--- START ---

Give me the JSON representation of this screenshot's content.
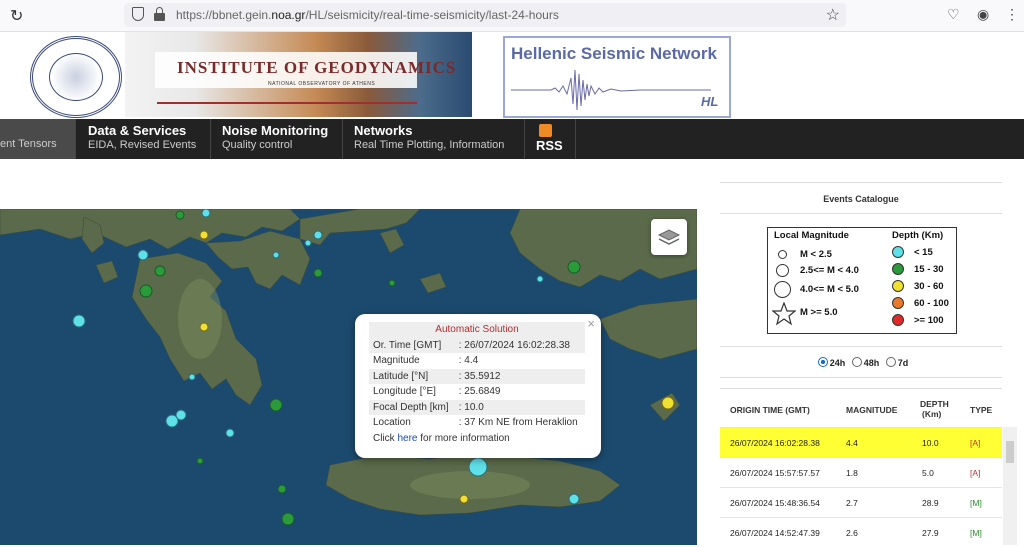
{
  "browser": {
    "url_prefix": "https://bbnet.gein.",
    "url_domain": "noa.gr",
    "url_path": "/HL/seismicity/real-time-seismicity/last-24-hours"
  },
  "header": {
    "institute_title": "INSTITUTE OF GEODYNAMICS",
    "institute_subtitle": "NATIONAL OBSERVATORY OF ATHENS",
    "network_title": "Hellenic Seismic Network",
    "network_code": "HL"
  },
  "nav": [
    {
      "title": "",
      "subtitle": "ent Tensors"
    },
    {
      "title": "Data & Services",
      "subtitle": "EIDA, Revised Events"
    },
    {
      "title": "Noise Monitoring",
      "subtitle": "Quality control"
    },
    {
      "title": "Networks",
      "subtitle": "Real Time Plotting, Information"
    },
    {
      "title": "",
      "subtitle": "RSS"
    }
  ],
  "popup": {
    "title": "Automatic Solution",
    "close": "×",
    "rows": [
      {
        "label": "Or. Time [GMT]",
        "value": ": 26/07/2024 16:02:28.38"
      },
      {
        "label": "Magnitude",
        "value": ": 4.4"
      },
      {
        "label": "Latitude [°N]",
        "value": ": 35.5912"
      },
      {
        "label": "Longitude [°E]",
        "value": ": 25.6849"
      },
      {
        "label": "Focal Depth [km]",
        "value": ": 10.0"
      },
      {
        "label": "Location",
        "value": ": 37 Km NE from Heraklion"
      }
    ],
    "footer_pre": "Click ",
    "footer_link": "here",
    "footer_post": " for more information"
  },
  "sidebar": {
    "catalogue_title": "Events Catalogue",
    "legend": {
      "mag_header": "Local Magnitude",
      "depth_header": "Depth (Km)",
      "mag_rows": [
        "M < 2.5",
        "2.5<= M < 4.0",
        "4.0<= M < 5.0",
        "M >= 5.0"
      ],
      "depth_rows": [
        {
          "label": "< 15",
          "color": "#5ee0e8"
        },
        {
          "label": "15 - 30",
          "color": "#2a9a3a"
        },
        {
          "label": "30 - 60",
          "color": "#f0e030"
        },
        {
          "label": "60 - 100",
          "color": "#e87a2a"
        },
        {
          "label": ">= 100",
          "color": "#e02a2a"
        }
      ]
    },
    "periods": [
      "24h",
      "48h",
      "7d"
    ],
    "table": {
      "headers": {
        "time": "ORIGIN TIME (GMT)",
        "mag": "MAGNITUDE",
        "depth_1": "DEPTH",
        "depth_2": "(Km)",
        "type": "TYPE"
      },
      "rows": [
        {
          "time": "26/07/2024 16:02:28.38",
          "mag": "4.4",
          "depth": "10.0",
          "type": "[A]"
        },
        {
          "time": "26/07/2024 15:57:57.57",
          "mag": "1.8",
          "depth": "5.0",
          "type": "[A]"
        },
        {
          "time": "26/07/2024 15:48:36.54",
          "mag": "2.7",
          "depth": "28.9",
          "type": "[M]"
        },
        {
          "time": "26/07/2024 14:52:47.39",
          "mag": "2.6",
          "depth": "27.9",
          "type": "[M]"
        }
      ]
    }
  }
}
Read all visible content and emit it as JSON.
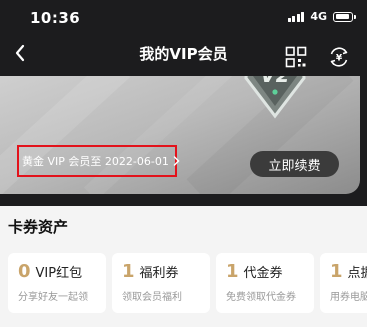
{
  "status_bar": {
    "time": "10:36",
    "network": "4G"
  },
  "header": {
    "title": "我的VIP会员"
  },
  "vip_card": {
    "badge": "V2",
    "expiry_text": "黄金 VIP 会员至 2022-06-01",
    "renew_label": "立即续费"
  },
  "assets": {
    "title": "卡券资产",
    "items": [
      {
        "count": "0",
        "name": "VIP红包",
        "desc": "分享好友一起领"
      },
      {
        "count": "1",
        "name": "福利券",
        "desc": "领取会员福利"
      },
      {
        "count": "1",
        "name": "代金券",
        "desc": "免费领取代金券"
      },
      {
        "count": "1",
        "name": "点据",
        "desc": "用券电脑"
      }
    ]
  },
  "colors": {
    "accent_gold": "#c9a46a",
    "highlight_red": "#e3121b",
    "header_bg": "#1c1c1e"
  },
  "icons": {
    "back": "chevron-left-icon",
    "qr": "qr-code-icon",
    "exchange": "currency-exchange-icon",
    "expiry_arrow": "chevron-right-icon"
  }
}
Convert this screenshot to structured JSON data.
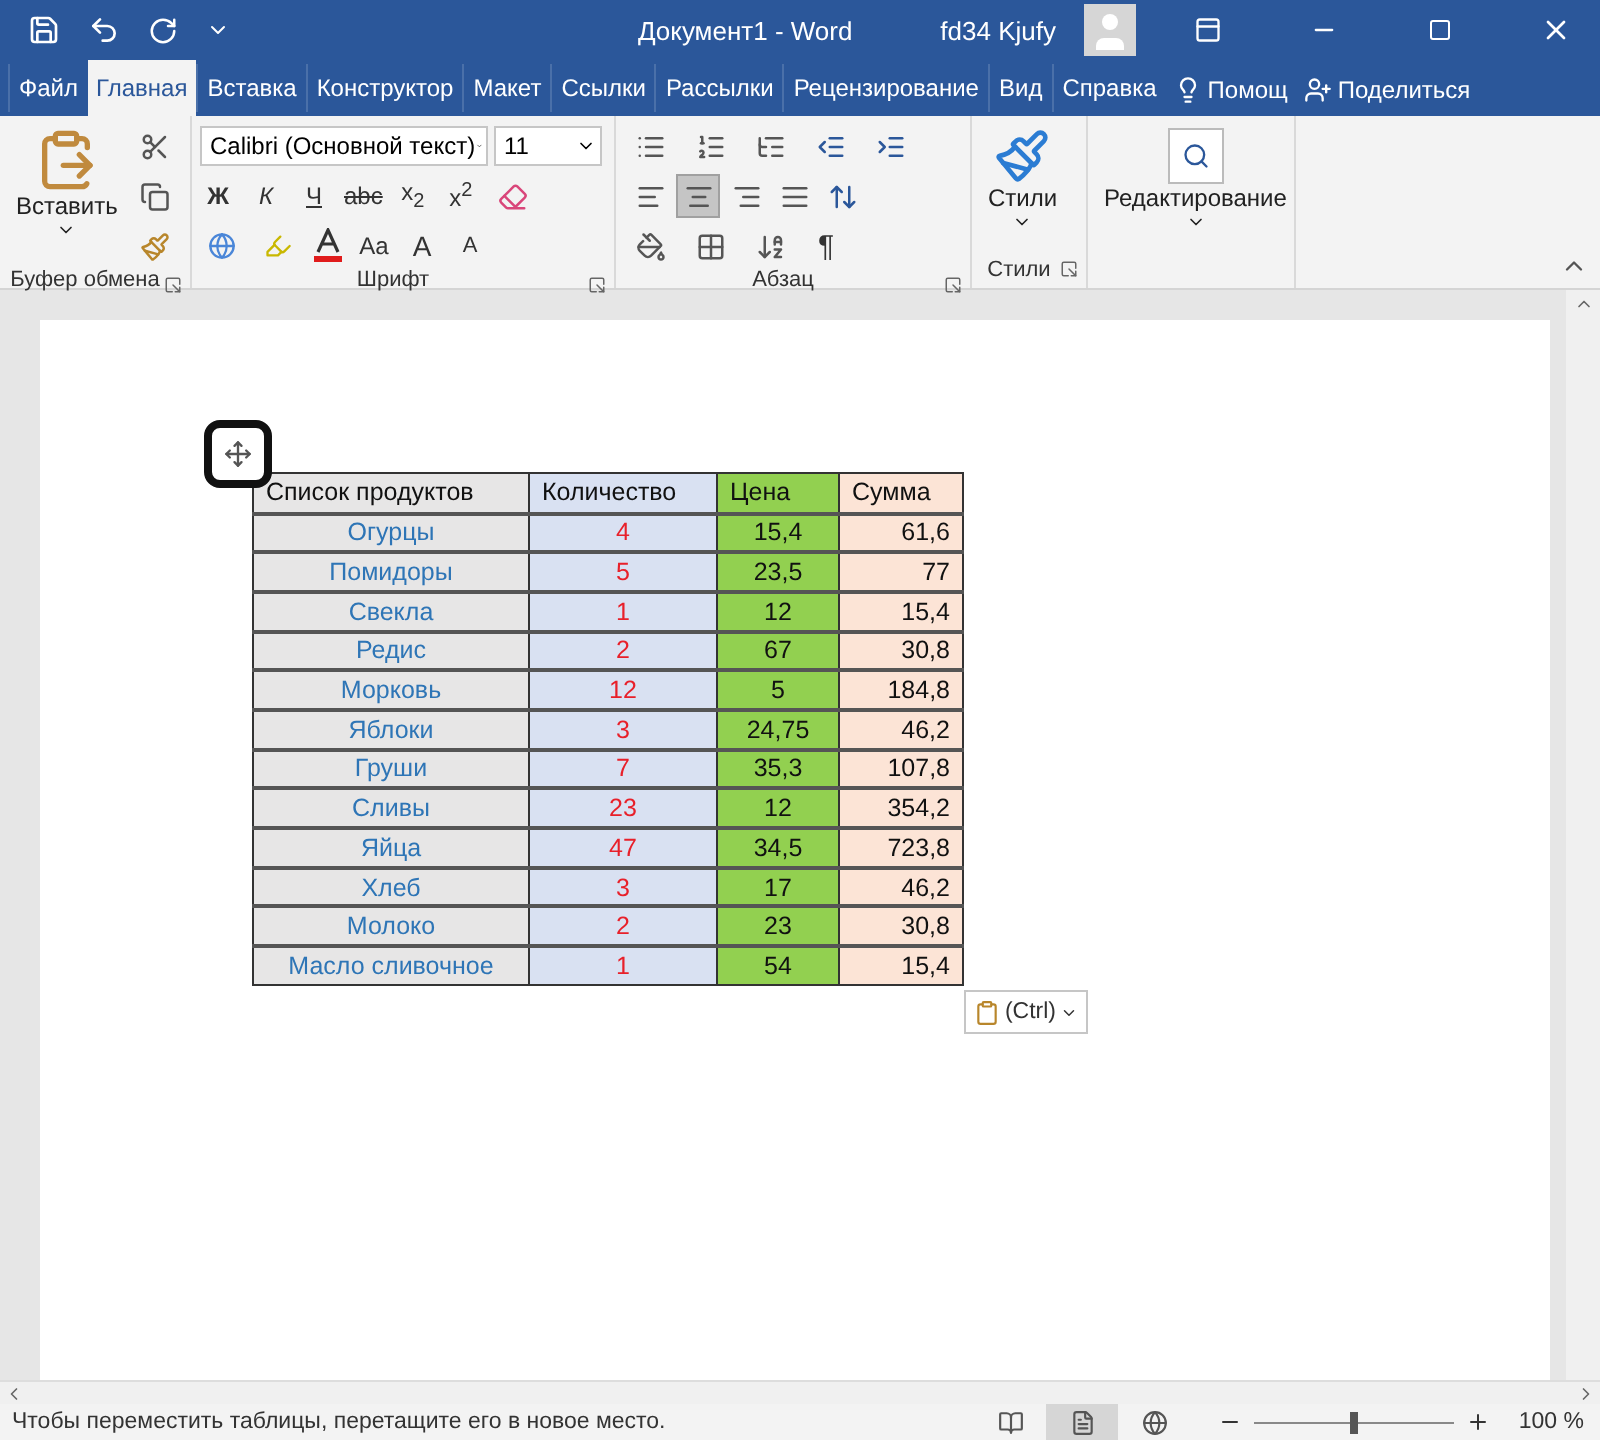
{
  "title_bar": {
    "title": "Документ1  -  Word",
    "user": "fd34 Kjufy"
  },
  "tabs": [
    {
      "label": "Файл",
      "selected": false
    },
    {
      "label": "Главная",
      "selected": true
    },
    {
      "label": "Вставка",
      "selected": false
    },
    {
      "label": "Конструктор",
      "selected": false
    },
    {
      "label": "Макет",
      "selected": false
    },
    {
      "label": "Ссылки",
      "selected": false
    },
    {
      "label": "Рассылки",
      "selected": false
    },
    {
      "label": "Рецензирование",
      "selected": false
    },
    {
      "label": "Вид",
      "selected": false
    },
    {
      "label": "Справка",
      "selected": false
    }
  ],
  "tell_me": "Помощ",
  "share": "Поделиться",
  "ribbon": {
    "clipboard": {
      "paste": "Вставить",
      "label": "Буфер обмена"
    },
    "font": {
      "name": "Calibri (Основной текст)",
      "size": "11",
      "format_buttons": [
        {
          "kind": "bold",
          "label": "Ж"
        },
        {
          "kind": "italic",
          "label": "К"
        },
        {
          "kind": "underline",
          "label": "Ч"
        },
        {
          "kind": "strike",
          "label": "abc"
        },
        {
          "kind": "sub",
          "label": "x$_{2}$"
        },
        {
          "kind": "sup",
          "label": "x$^{2}$"
        }
      ],
      "case_button": "Aa",
      "grow_button": "A",
      "shrink_button": "A",
      "label": "Шрифт"
    },
    "paragraph": {
      "align": [
        {
          "kind": "left",
          "selected": false
        },
        {
          "kind": "center",
          "selected": true
        },
        {
          "kind": "right",
          "selected": false
        },
        {
          "kind": "justify",
          "selected": false
        }
      ],
      "marks_button": "¶",
      "label": "Абзац"
    },
    "styles": {
      "button": "Стили",
      "label": "Стили"
    },
    "editing": {
      "button": "Редактирование"
    }
  },
  "table": {
    "columns": [
      {
        "kind": "name",
        "label": "Список продуктов",
        "color": "#e7e6e6"
      },
      {
        "kind": "quantity",
        "label": "Количество",
        "color": "#d9e1f2"
      },
      {
        "kind": "price",
        "label": "Цена",
        "color": "#92d050"
      },
      {
        "kind": "sum",
        "label": "Сумма",
        "color": "#fce4d6"
      }
    ],
    "rows": [
      [
        "Огурцы",
        "4",
        "15,4",
        "61,6"
      ],
      [
        "Помидоры",
        "5",
        "23,5",
        "77"
      ],
      [
        "Свекла",
        "1",
        "12",
        "15,4"
      ],
      [
        "Редис",
        "2",
        "67",
        "30,8"
      ],
      [
        "Морковь",
        "12",
        "5",
        "184,8"
      ],
      [
        "Яблоки",
        "3",
        "24,75",
        "46,2"
      ],
      [
        "Груши",
        "7",
        "35,3",
        "107,8"
      ],
      [
        "Сливы",
        "23",
        "12",
        "354,2"
      ],
      [
        "Яйца",
        "47",
        "34,5",
        "723,8"
      ],
      [
        "Хлеб",
        "3",
        "17",
        "46,2"
      ],
      [
        "Молоко",
        "2",
        "23",
        "30,8"
      ],
      [
        "Масло сливочное",
        "1",
        "54",
        "15,4"
      ]
    ]
  },
  "paste_options": "(Ctrl)",
  "status_bar": {
    "message": "Чтобы переместить таблицы, перетащите его в новое место.",
    "views": [
      {
        "kind": "read",
        "selected": false
      },
      {
        "kind": "print",
        "selected": true
      },
      {
        "kind": "web",
        "selected": false
      }
    ],
    "zoom": {
      "level": 0.5,
      "reading": "100 %"
    }
  }
}
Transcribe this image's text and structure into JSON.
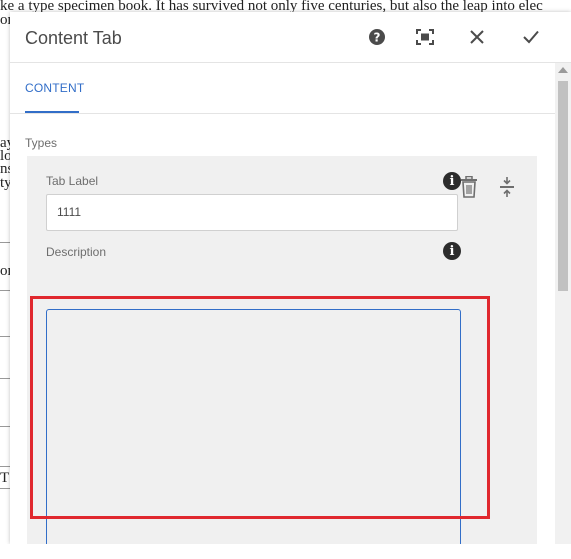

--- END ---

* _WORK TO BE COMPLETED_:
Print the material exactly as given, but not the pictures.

* _ANSWER FOR THE TASK_:
Give me the JSON representation of this screenshot's content.
{
  "browser": {
    "url_prefix": "https://bbnet.gein.",
    "url_domain": "noa.gr",
    "url_path": "/HL/seismicity/real-time-seismicity/last-24-hours"
  },
  "header": {
    "institute_title": "INSTITUTE OF GEODYNAMICS",
    "institute_subtitle": "NATIONAL OBSERVATORY OF ATHENS",
    "network_title": "Hellenic Seismic Network",
    "network_code": "HL"
  },
  "nav": [
    {
      "title": "",
      "subtitle": "ent Tensors"
    },
    {
      "title": "Data & Services",
      "subtitle": "EIDA, Revised Events"
    },
    {
      "title": "Noise Monitoring",
      "subtitle": "Quality control"
    },
    {
      "title": "Networks",
      "subtitle": "Real Time Plotting, Information"
    },
    {
      "title": "",
      "subtitle": "RSS"
    }
  ],
  "popup": {
    "title": "Automatic Solution",
    "close": "×",
    "rows": [
      {
        "label": "Or. Time [GMT]",
        "value": ": 26/07/2024 16:02:28.38"
      },
      {
        "label": "Magnitude",
        "value": ": 4.4"
      },
      {
        "label": "Latitude [°N]",
        "value": ": 35.5912"
      },
      {
        "label": "Longitude [°E]",
        "value": ": 25.6849"
      },
      {
        "label": "Focal Depth [km]",
        "value": ": 10.0"
      },
      {
        "label": "Location",
        "value": ": 37 Km NE from Heraklion"
      }
    ],
    "footer_pre": "Click ",
    "footer_link": "here",
    "footer_post": " for more information"
  },
  "sidebar": {
    "catalogue_title": "Events Catalogue",
    "legend": {
      "mag_header": "Local Magnitude",
      "depth_header": "Depth (Km)",
      "mag_rows": [
        "M < 2.5",
        "2.5<= M < 4.0",
        "4.0<= M < 5.0",
        "M >= 5.0"
      ],
      "depth_rows": [
        {
          "label": "< 15",
          "color": "#5ee0e8"
        },
        {
          "label": "15 - 30",
          "color": "#2a9a3a"
        },
        {
          "label": "30 - 60",
          "color": "#f0e030"
        },
        {
          "label": "60 - 100",
          "color": "#e87a2a"
        },
        {
          "label": ">= 100",
          "color": "#e02a2a"
        }
      ]
    },
    "periods": [
      "24h",
      "48h",
      "7d"
    ],
    "table": {
      "headers": {
        "time": "ORIGIN TIME (GMT)",
        "mag": "MAGNITUDE",
        "depth_1": "DEPTH",
        "depth_2": "(Km)",
        "type": "TYPE"
      },
      "rows": [
        {
          "time": "26/07/2024 16:02:28.38",
          "mag": "4.4",
          "depth": "10.0",
          "type": "[A]"
        },
        {
          "time": "26/07/2024 15:57:57.57",
          "mag": "1.8",
          "depth": "5.0",
          "type": "[A]"
        },
        {
          "time": "26/07/2024 15:48:36.54",
          "mag": "2.7",
          "depth": "28.9",
          "type": "[M]"
        },
        {
          "time": "26/07/2024 14:52:47.39",
          "mag": "2.6",
          "depth": "27.9",
          "type": "[M]"
        }
      ]
    }
  }
}
Read all visible content and emit it as JSON.
{
  "status_bar": {
    "time": "10:36",
    "network": "4G"
  },
  "header": {
    "title": "我的VIP会员"
  },
  "vip_card": {
    "badge": "V2",
    "expiry_text": "黄金 VIP 会员至 2022-06-01",
    "renew_label": "立即续费"
  },
  "assets": {
    "title": "卡券资产",
    "items": [
      {
        "count": "0",
        "name": "VIP红包",
        "desc": "分享好友一起领"
      },
      {
        "count": "1",
        "name": "福利券",
        "desc": "领取会员福利"
      },
      {
        "count": "1",
        "name": "代金券",
        "desc": "免费领取代金券"
      },
      {
        "count": "1",
        "name": "点据",
        "desc": "用券电脑"
      }
    ]
  },
  "colors": {
    "accent_gold": "#c9a46a",
    "highlight_red": "#e3121b",
    "header_bg": "#1c1c1e"
  },
  "icons": {
    "back": "chevron-left-icon",
    "qr": "qr-code-icon",
    "exchange": "currency-exchange-icon",
    "expiry_arrow": "chevron-right-icon"
  }
}
Convert this screenshot to structured JSON data.
{
  "title_bar": {
    "title": "Документ1  -  Word",
    "user": "fd34 Kjufy"
  },
  "tabs": [
    {
      "label": "Файл",
      "selected": false
    },
    {
      "label": "Главная",
      "selected": true
    },
    {
      "label": "Вставка",
      "selected": false
    },
    {
      "label": "Конструктор",
      "selected": false
    },
    {
      "label": "Макет",
      "selected": false
    },
    {
      "label": "Ссылки",
      "selected": false
    },
    {
      "label": "Рассылки",
      "selected": false
    },
    {
      "label": "Рецензирование",
      "selected": false
    },
    {
      "label": "Вид",
      "selected": false
    },
    {
      "label": "Справка",
      "selected": false
    }
  ],
  "tell_me": "Помощ",
  "share": "Поделиться",
  "ribbon": {
    "clipboard": {
      "paste": "Вставить",
      "label": "Буфер обмена"
    },
    "font": {
      "name": "Calibri (Основной текст)",
      "size": "11",
      "format_buttons": [
        {
          "kind": "bold",
          "label": "Ж"
        },
        {
          "kind": "italic",
          "label": "К"
        },
        {
          "kind": "underline",
          "label": "Ч"
        },
        {
          "kind": "strike",
          "label": "abc"
        },
        {
          "kind": "sub",
          "label": "x$_{2}$"
        },
        {
          "kind": "sup",
          "label": "x$^{2}$"
        }
      ],
      "case_button": "Aa",
      "grow_button": "A",
      "shrink_button": "A",
      "label": "Шрифт"
    },
    "paragraph": {
      "align": [
        {
          "kind": "left",
          "selected": false
        },
        {
          "kind": "center",
          "selected": true
        },
        {
          "kind": "right",
          "selected": false
        },
        {
          "kind": "justify",
          "selected": false
        }
      ],
      "marks_button": "¶",
      "label": "Абзац"
    },
    "styles": {
      "button": "Стили",
      "label": "Стили"
    },
    "editing": {
      "button": "Редактирование"
    }
  },
  "table": {
    "columns": [
      {
        "kind": "name",
        "label": "Список продуктов",
        "color": "#e7e6e6"
      },
      {
        "kind": "quantity",
        "label": "Количество",
        "color": "#d9e1f2"
      },
      {
        "kind": "price",
        "label": "Цена",
        "color": "#92d050"
      },
      {
        "kind": "sum",
        "label": "Сумма",
        "color": "#fce4d6"
      }
    ],
    "rows": [
      [
        "Огурцы",
        "4",
        "15,4",
        "61,6"
      ],
      [
        "Помидоры",
        "5",
        "23,5",
        "77"
      ],
      [
        "Свекла",
        "1",
        "12",
        "15,4"
      ],
      [
        "Редис",
        "2",
        "67",
        "30,8"
      ],
      [
        "Морковь",
        "12",
        "5",
        "184,8"
      ],
      [
        "Яблоки",
        "3",
        "24,75",
        "46,2"
      ],
      [
        "Груши",
        "7",
        "35,3",
        "107,8"
      ],
      [
        "Сливы",
        "23",
        "12",
        "354,2"
      ],
      [
        "Яйца",
        "47",
        "34,5",
        "723,8"
      ],
      [
        "Хлеб",
        "3",
        "17",
        "46,2"
      ],
      [
        "Молоко",
        "2",
        "23",
        "30,8"
      ],
      [
        "Масло сливочное",
        "1",
        "54",
        "15,4"
      ]
    ]
  },
  "paste_options": "(Ctrl)",
  "status_bar": {
    "message": "Чтобы переместить таблицы, перетащите его в новое место.",
    "views": [
      {
        "kind": "read",
        "selected": false
      },
      {
        "kind": "print",
        "selected": true
      },
      {
        "kind": "web",
        "selected": false
      }
    ],
    "zoom": {
      "level": 0.5,
      "reading": "100 %"
    }
  }
}
Transcribe this image's text and structure into JSON.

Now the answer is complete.